Various schools of spiritual people concentrate on the control and discipline of different aspects of the self: the physical for the Fakir, the mental for the Yogi, and emotions for the Monk. These are the first three historical ways for self-development, but they require separation from the normal social world, and neglect the other aspects of the self. The Fourth Way was said to require no extreme separation, and to develop body, mind, and mood in a balanced way.
Gurdjieff thought that most if not all people were machines because they were “asleep at the wheel” (my metaphor), the wheel being the control of their own consciousness. Similar to the practice of lucid dreaming, these teachings (also called “the work” or “the system”) purported to develop the conscious self into something much more than ordinary awareness. This aware self would have access to all sorts of abilities that remain hidden or dormant in most of us.

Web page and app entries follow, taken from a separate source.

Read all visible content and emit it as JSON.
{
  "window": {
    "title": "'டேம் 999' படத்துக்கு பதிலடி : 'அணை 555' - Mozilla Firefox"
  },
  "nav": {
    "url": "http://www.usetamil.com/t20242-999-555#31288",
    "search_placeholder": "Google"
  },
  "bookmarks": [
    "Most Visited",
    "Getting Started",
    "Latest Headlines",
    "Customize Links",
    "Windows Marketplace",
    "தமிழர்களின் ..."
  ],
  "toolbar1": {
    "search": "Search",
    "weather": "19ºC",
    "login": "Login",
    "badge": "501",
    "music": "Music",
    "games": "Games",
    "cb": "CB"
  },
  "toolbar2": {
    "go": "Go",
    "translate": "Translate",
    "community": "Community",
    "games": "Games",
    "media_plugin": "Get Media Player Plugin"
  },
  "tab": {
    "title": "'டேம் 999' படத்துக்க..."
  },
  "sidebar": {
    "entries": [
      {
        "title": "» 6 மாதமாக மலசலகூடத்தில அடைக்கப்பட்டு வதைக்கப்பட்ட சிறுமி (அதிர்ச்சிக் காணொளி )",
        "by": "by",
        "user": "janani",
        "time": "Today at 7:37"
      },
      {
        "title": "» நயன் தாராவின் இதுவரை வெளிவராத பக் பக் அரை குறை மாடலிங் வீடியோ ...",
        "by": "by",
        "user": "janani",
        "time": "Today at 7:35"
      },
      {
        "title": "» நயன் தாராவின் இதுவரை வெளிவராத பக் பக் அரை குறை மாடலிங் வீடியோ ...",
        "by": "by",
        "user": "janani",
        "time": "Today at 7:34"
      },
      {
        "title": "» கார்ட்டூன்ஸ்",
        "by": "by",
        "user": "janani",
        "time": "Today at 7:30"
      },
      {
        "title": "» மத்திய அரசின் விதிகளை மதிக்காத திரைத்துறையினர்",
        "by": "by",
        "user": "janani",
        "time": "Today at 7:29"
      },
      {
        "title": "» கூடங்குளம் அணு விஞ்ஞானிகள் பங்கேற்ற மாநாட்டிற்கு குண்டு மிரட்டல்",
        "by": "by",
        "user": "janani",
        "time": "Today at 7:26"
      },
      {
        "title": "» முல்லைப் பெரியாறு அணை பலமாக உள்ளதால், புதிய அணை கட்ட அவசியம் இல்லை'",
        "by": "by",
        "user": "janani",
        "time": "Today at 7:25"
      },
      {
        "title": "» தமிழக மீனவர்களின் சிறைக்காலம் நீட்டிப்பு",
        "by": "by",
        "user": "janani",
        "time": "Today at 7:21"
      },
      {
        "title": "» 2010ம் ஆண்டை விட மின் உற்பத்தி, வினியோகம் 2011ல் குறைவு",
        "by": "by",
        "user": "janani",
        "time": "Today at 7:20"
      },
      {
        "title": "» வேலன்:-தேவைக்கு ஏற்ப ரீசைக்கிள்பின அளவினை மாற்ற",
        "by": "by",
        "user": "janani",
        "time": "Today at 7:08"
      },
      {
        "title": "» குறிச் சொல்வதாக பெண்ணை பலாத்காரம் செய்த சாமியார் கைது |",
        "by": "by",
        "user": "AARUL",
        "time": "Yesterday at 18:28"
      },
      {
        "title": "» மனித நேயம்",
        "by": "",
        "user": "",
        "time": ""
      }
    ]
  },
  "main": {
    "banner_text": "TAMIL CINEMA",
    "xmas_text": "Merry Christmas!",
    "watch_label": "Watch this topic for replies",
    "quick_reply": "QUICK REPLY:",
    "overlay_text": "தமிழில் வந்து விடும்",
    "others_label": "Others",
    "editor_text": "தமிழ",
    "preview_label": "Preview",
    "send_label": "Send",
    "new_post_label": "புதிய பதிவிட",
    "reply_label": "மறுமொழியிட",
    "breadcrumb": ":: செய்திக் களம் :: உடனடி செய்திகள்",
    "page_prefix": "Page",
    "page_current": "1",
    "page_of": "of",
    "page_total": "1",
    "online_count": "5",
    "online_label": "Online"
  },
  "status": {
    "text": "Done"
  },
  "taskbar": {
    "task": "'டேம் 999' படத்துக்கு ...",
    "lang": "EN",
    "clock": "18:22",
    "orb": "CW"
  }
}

The Fourth Way is also said to be the way of the “sly man”, but to be sly is to be crafty, cunning, and tricky. If you are sly you are deceitful or a charlatan, dishonest and evasive, a “rogue”. You take advantage of people, or you game the social system. Are there any truth to these teachings, or were they merely a way that Gurdjieff found to make an easy living? If not, why call it the way of the “sly man”? On the other hand, who doesn’t want to develop their best selves in the most efficient and clever way?
Rogue: Balance or ?

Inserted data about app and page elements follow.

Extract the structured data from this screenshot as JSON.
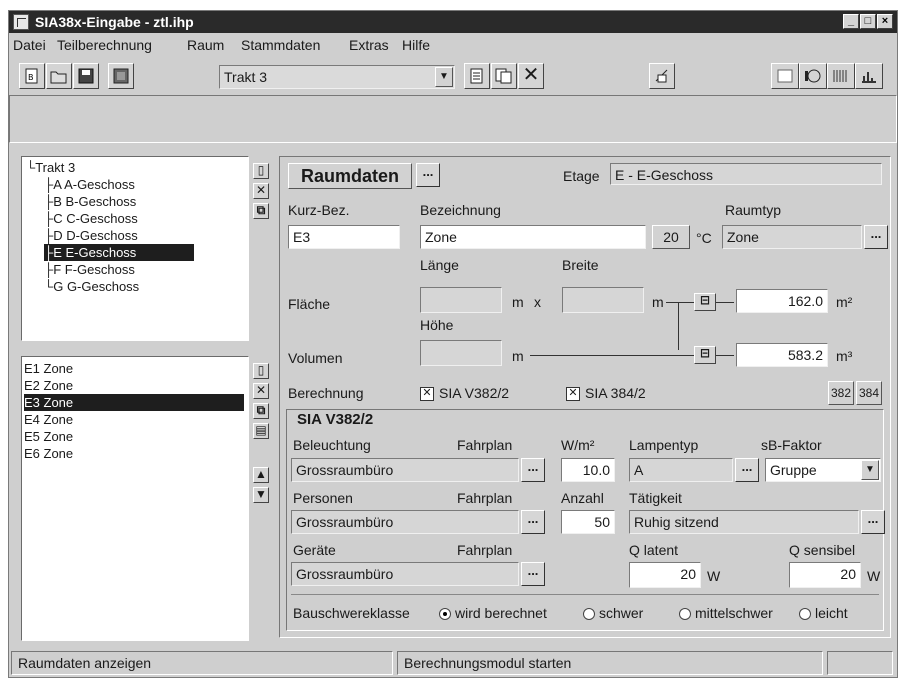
{
  "window": {
    "title": "SIA38x-Eingabe - ztl.ihp"
  },
  "menu": [
    "Datei",
    "Teilberechnung",
    "Raum",
    "Stammdaten",
    "Extras",
    "Hilfe"
  ],
  "toolbar": {
    "trakt_select": "Trakt 3"
  },
  "tree": {
    "root": "Trakt 3",
    "items": [
      "A A-Geschoss",
      "B B-Geschoss",
      "C C-Geschoss",
      "D D-Geschoss",
      "E E-Geschoss",
      "F F-Geschoss",
      "G G-Geschoss"
    ],
    "selected_index": 4
  },
  "zones": {
    "items": [
      "E1 Zone",
      "E2 Zone",
      "E3 Zone",
      "E4 Zone",
      "E5 Zone",
      "E6 Zone"
    ],
    "selected_index": 2
  },
  "raumdaten": {
    "heading": "Raumdaten",
    "ellipsis": "...",
    "etage_label": "Etage",
    "etage_value": "E - E-Geschoss",
    "kurz_label": "Kurz-Bez.",
    "kurz_value": "E3",
    "bez_label": "Bezeichnung",
    "bez_value": "Zone",
    "temp_value": "20",
    "temp_unit": "°C",
    "raumtyp_label": "Raumtyp",
    "raumtyp_value": "Zone",
    "laenge_label": "Länge",
    "breite_label": "Breite",
    "hoehe_label": "Höhe",
    "flaeche_label": "Fläche",
    "volumen_label": "Volumen",
    "unit_m": "m",
    "times": "x",
    "flaeche_value": "162.0",
    "flaeche_unit": "m²",
    "volumen_value": "583.2",
    "volumen_unit": "m³",
    "berechnung_label": "Berechnung",
    "calc1": "SIA V382/2",
    "calc2": "SIA 384/2",
    "btn382": "382",
    "btn384": "384"
  },
  "sia": {
    "group_title": "SIA V382/2",
    "beleuchtung_label": "Beleuchtung",
    "fahrplan_label": "Fahrplan",
    "wm2_label": "W/m²",
    "lampentyp_label": "Lampentyp",
    "sbfaktor_label": "sB-Faktor",
    "beleuchtung_value": "Grossraumbüro",
    "wm2_value": "10.0",
    "lampentyp_value": "A",
    "sbfaktor_value": "Gruppe",
    "personen_label": "Personen",
    "anzahl_label": "Anzahl",
    "taetigkeit_label": "Tätigkeit",
    "personen_value": "Grossraumbüro",
    "anzahl_value": "50",
    "taetigkeit_value": "Ruhig sitzend",
    "geraete_label": "Geräte",
    "qlatent_label": "Q latent",
    "qsensibel_label": "Q sensibel",
    "geraete_value": "Grossraumbüro",
    "qlatent_value": "20",
    "qsensibel_value": "20",
    "unit_w": "W",
    "bauschwere_label": "Bauschwereklasse",
    "radios": [
      "wird berechnet",
      "schwer",
      "mittelschwer",
      "leicht"
    ]
  },
  "status": {
    "left": "Raumdaten anzeigen",
    "middle": "Berechnungsmodul starten"
  }
}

I also read that “sly man” is a translation of the French “le ruse”. The idea behind this name is for a person that takes advantage of opportunities in their normal life to development their awareness, rather than just their attitude towards others. And so it’s a posture towards the broader world, not just towards people. If I had a short word to substitute for “rogue” in the above diagram, I might do so, to prevent the negative impression I might be giving. But the term “rogue” is probably less offensive that it used to be, so I’ll keep it for now.
Yet people do love to be deceived. They love to be entertained, and they love a good story with charismatic characters. They also love to hear what they want to hear. Perhaps that’s all these teachings really were and are. And yet, many artists, writers, and thinkers have embraced the ideas of this fourth way. Certainly to enhance one’s consciousness is a positive thing to do, or to eliminate erroneous or harmful thought, or to “know thyself”. Socrates taught that “the unexamined life is not worth living”. Perhaps there is some worth to these teachings after all, but a person may have to determine this for themselves.
We must, therefore, distinguish the qualities of the pleroma. The qualities are pairs of opposites, such as—
The Effective and the Ineffective. Fullness and Emptiness. Living and Dead. Difference and Sameness. Light and Darkness. The Hot and the Cold. Force and Matter. Time and Space. Good and Evil. Beauty and Ugliness. The One and the Many. etc.
— Carl Jung, from Seven Sermons to the Dead
I previously mentioned two fourfolds which are perhaps better combined as an eightfold. These concepts or entities are from Carl Jung’s “Seven Sermons to the Dead”.
To the left are the “principal gods”, who are said to be in one-to-one correspondence with the “world’s measurements”. What then are these measurements? Are they the coordinates of relativistic Space-Time or something else?
The God-Sun: The beginning
Eros: Binding of two together, outspreading and brightening
The Tree of Life: Filling space with bodily forms
The Devil: The Void, opening all that is closed, dissolving all formed bodies, and destroyer of everything
And to the right we have:
The Pleroma: The spiritual universe as the abode of gods and of the totality of the divine powers and emanations.
The Creatura: The living world, subject to perceptual difference, distinction, and information
Abraxas: The supreme power of being transcending all divinities and demons and uniting all opposites into one
Philemon: Jung’s spiritual guide and the narrator, also said to be Simon Magus or Basilides